[App and web page records]
━━━

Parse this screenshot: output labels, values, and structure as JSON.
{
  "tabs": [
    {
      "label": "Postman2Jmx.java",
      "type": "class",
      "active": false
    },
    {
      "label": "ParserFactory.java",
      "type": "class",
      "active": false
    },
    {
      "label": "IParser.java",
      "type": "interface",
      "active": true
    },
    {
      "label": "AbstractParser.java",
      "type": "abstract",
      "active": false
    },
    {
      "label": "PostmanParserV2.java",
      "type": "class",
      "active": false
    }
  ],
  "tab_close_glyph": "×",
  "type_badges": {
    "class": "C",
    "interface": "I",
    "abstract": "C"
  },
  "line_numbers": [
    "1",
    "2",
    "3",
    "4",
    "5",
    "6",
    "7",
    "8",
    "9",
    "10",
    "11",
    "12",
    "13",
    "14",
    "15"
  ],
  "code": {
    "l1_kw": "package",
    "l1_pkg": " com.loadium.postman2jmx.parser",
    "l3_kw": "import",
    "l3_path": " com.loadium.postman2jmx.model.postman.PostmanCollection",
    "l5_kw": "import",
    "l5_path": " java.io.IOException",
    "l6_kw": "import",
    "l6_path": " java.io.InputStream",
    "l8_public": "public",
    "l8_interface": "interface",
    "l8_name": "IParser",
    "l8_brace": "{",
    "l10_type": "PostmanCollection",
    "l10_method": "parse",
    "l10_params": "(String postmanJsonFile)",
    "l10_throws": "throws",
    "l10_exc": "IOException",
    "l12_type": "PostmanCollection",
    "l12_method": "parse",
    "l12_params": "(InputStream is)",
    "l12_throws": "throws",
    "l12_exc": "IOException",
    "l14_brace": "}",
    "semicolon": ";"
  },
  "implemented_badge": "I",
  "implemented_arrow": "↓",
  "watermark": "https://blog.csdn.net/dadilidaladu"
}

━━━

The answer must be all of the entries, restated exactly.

(SOLUTION FOR THIS EXERCISE)
Parse this screenshot: output labels, values, and structure as JSON.
{
  "tabs": [
    {
      "label": "Postman2Jmx.java",
      "type": "class",
      "active": false
    },
    {
      "label": "ParserFactory.java",
      "type": "class",
      "active": false
    },
    {
      "label": "IParser.java",
      "type": "interface",
      "active": true
    },
    {
      "label": "AbstractParser.java",
      "type": "abstract",
      "active": false
    },
    {
      "label": "PostmanParserV2.java",
      "type": "class",
      "active": false
    }
  ],
  "tab_close_glyph": "×",
  "type_badges": {
    "class": "C",
    "interface": "I",
    "abstract": "C"
  },
  "line_numbers": [
    "1",
    "2",
    "3",
    "4",
    "5",
    "6",
    "7",
    "8",
    "9",
    "10",
    "11",
    "12",
    "13",
    "14",
    "15"
  ],
  "code": {
    "l1_kw": "package",
    "l1_pkg": " com.loadium.postman2jmx.parser",
    "l3_kw": "import",
    "l3_path": " com.loadium.postman2jmx.model.postman.PostmanCollection",
    "l5_kw": "import",
    "l5_path": " java.io.IOException",
    "l6_kw": "import",
    "l6_path": " java.io.InputStream",
    "l8_public": "public",
    "l8_interface": "interface",
    "l8_name": "IParser",
    "l8_brace": "{",
    "l10_type": "PostmanCollection",
    "l10_method": "parse",
    "l10_params": "(String postmanJsonFile)",
    "l10_throws": "throws",
    "l10_exc": "IOException",
    "l12_type": "PostmanCollection",
    "l12_method": "parse",
    "l12_params": "(InputStream is)",
    "l12_throws": "throws",
    "l12_exc": "IOException",
    "l14_brace": "}",
    "semicolon": ";"
  },
  "implemented_badge": "I",
  "implemented_arrow": "↓",
  "watermark": "https://blog.csdn.net/dadilidaladu"
}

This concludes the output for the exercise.